*WORK INSTRUCTION*. All of the data below is to be returned unaltered.

Page and application data records
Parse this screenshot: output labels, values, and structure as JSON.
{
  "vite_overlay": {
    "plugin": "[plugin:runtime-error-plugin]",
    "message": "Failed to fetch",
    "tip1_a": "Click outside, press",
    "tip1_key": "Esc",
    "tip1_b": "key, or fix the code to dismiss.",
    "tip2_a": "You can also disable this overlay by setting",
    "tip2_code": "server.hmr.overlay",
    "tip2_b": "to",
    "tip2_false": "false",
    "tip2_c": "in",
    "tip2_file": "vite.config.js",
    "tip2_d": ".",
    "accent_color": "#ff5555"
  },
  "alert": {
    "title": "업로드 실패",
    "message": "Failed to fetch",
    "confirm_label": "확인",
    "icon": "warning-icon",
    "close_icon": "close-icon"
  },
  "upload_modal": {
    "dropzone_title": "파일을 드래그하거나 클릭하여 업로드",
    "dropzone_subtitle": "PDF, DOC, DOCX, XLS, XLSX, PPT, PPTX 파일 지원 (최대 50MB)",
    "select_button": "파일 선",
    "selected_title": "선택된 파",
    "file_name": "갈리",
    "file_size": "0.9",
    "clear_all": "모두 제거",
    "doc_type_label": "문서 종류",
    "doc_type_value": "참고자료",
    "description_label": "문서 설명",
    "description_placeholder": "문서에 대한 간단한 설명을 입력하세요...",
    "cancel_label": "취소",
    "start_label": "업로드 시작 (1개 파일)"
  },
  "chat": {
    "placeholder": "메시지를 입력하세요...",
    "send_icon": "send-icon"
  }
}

*REPLY*.
Parse this screenshot: output labels, values, and structure as JSON.
{
  "vite_overlay": {
    "plugin": "[plugin:runtime-error-plugin]",
    "message": "Failed to fetch",
    "tip1_a": "Click outside, press",
    "tip1_key": "Esc",
    "tip1_b": "key, or fix the code to dismiss.",
    "tip2_a": "You can also disable this overlay by setting",
    "tip2_code": "server.hmr.overlay",
    "tip2_b": "to",
    "tip2_false": "false",
    "tip2_c": "in",
    "tip2_file": "vite.config.js",
    "tip2_d": ".",
    "accent_color": "#ff5555"
  },
  "alert": {
    "title": "업로드 실패",
    "message": "Failed to fetch",
    "confirm_label": "확인",
    "icon": "warning-icon",
    "close_icon": "close-icon"
  },
  "upload_modal": {
    "dropzone_title": "파일을 드래그하거나 클릭하여 업로드",
    "dropzone_subtitle": "PDF, DOC, DOCX, XLS, XLSX, PPT, PPTX 파일 지원 (최대 50MB)",
    "select_button": "파일 선",
    "selected_title": "선택된 파",
    "file_name": "갈리",
    "file_size": "0.9",
    "clear_all": "모두 제거",
    "doc_type_label": "문서 종류",
    "doc_type_value": "참고자료",
    "description_label": "문서 설명",
    "description_placeholder": "문서에 대한 간단한 설명을 입력하세요...",
    "cancel_label": "취소",
    "start_label": "업로드 시작 (1개 파일)"
  },
  "chat": {
    "placeholder": "메시지를 입력하세요...",
    "send_icon": "send-icon"
  }
}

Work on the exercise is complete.